[Records provided]
BEGIN

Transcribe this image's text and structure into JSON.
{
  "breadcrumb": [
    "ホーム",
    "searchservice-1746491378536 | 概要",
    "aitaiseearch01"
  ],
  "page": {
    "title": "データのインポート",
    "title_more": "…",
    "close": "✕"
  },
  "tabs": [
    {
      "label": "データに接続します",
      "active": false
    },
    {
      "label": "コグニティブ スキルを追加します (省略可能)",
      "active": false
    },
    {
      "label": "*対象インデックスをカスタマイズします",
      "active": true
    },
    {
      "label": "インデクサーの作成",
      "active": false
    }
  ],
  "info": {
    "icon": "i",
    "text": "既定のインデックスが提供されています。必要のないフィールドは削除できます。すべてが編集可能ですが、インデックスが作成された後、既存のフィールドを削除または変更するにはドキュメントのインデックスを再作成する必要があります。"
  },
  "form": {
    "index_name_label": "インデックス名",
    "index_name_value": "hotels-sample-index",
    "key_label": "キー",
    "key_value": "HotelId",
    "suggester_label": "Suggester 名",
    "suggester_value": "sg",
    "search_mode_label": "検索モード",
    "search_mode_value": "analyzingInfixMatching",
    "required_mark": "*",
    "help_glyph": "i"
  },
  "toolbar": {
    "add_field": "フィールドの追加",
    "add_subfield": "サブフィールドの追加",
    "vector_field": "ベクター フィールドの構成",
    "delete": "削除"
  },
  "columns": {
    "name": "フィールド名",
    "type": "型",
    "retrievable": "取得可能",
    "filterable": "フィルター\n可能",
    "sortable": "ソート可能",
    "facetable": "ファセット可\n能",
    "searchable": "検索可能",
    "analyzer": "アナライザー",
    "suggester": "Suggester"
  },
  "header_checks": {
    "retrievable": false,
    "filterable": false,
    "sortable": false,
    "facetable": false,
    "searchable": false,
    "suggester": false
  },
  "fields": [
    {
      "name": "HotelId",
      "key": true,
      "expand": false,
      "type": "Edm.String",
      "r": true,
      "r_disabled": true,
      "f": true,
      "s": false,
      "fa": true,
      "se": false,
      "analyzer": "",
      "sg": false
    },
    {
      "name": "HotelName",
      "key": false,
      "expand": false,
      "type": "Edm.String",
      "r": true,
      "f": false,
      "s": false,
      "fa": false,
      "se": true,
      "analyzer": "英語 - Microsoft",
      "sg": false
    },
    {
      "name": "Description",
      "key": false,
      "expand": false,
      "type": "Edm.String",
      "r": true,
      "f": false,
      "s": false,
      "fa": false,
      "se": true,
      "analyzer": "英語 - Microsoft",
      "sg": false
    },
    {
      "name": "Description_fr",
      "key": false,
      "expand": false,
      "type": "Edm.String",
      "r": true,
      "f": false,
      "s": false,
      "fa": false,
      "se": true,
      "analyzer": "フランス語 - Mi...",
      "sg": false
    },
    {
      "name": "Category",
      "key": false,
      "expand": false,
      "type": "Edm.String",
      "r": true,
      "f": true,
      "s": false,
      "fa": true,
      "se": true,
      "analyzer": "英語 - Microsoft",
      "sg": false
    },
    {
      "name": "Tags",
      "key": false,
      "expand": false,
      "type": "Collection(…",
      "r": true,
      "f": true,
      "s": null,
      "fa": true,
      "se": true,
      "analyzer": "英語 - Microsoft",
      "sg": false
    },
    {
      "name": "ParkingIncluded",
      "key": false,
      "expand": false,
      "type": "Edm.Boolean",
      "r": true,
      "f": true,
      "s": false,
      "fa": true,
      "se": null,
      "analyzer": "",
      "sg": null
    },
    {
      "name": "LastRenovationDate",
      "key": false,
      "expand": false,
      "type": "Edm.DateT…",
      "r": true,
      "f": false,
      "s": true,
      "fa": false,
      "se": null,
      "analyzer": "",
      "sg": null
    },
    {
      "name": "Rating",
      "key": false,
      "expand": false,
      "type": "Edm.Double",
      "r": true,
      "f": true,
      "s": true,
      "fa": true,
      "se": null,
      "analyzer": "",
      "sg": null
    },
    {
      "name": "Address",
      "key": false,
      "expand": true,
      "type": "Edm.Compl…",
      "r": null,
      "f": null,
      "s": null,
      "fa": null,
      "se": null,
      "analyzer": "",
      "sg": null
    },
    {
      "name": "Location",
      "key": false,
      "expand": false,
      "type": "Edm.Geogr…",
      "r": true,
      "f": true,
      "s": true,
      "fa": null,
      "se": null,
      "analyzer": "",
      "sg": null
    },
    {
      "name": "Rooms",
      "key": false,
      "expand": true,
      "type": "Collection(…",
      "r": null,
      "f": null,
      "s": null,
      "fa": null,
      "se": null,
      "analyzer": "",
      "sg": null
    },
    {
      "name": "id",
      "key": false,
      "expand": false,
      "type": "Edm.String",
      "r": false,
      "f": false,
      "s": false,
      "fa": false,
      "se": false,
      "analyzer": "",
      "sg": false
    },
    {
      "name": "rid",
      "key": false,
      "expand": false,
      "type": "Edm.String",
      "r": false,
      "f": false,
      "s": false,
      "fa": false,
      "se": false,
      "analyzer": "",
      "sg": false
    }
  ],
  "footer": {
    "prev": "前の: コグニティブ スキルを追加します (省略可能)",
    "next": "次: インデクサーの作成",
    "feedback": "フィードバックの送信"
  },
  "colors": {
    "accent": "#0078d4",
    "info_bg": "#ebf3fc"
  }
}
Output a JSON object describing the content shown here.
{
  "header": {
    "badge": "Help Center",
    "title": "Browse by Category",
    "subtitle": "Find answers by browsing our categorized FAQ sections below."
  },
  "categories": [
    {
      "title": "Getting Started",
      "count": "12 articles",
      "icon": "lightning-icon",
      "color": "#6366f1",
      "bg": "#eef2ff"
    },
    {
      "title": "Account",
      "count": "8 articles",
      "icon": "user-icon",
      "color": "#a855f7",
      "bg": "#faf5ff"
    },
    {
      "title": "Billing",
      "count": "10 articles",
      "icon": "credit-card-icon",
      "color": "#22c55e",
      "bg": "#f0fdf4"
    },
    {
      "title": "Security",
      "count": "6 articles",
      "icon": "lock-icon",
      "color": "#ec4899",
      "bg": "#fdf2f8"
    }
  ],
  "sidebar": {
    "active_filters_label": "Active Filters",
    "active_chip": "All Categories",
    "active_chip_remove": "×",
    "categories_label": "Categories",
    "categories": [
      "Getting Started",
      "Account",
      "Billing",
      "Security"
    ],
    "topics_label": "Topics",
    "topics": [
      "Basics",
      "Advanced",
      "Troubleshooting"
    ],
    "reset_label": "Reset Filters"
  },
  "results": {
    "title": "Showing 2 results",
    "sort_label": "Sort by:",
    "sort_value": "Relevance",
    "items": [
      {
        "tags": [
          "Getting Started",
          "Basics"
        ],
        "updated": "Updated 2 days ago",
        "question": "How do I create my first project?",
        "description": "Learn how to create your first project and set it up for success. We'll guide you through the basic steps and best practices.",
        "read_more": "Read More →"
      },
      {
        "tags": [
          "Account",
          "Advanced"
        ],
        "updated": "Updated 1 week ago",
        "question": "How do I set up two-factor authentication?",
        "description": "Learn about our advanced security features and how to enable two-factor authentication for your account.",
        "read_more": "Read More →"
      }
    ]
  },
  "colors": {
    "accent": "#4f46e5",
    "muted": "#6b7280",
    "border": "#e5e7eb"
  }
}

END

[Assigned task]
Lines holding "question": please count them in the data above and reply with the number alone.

[Task result]
2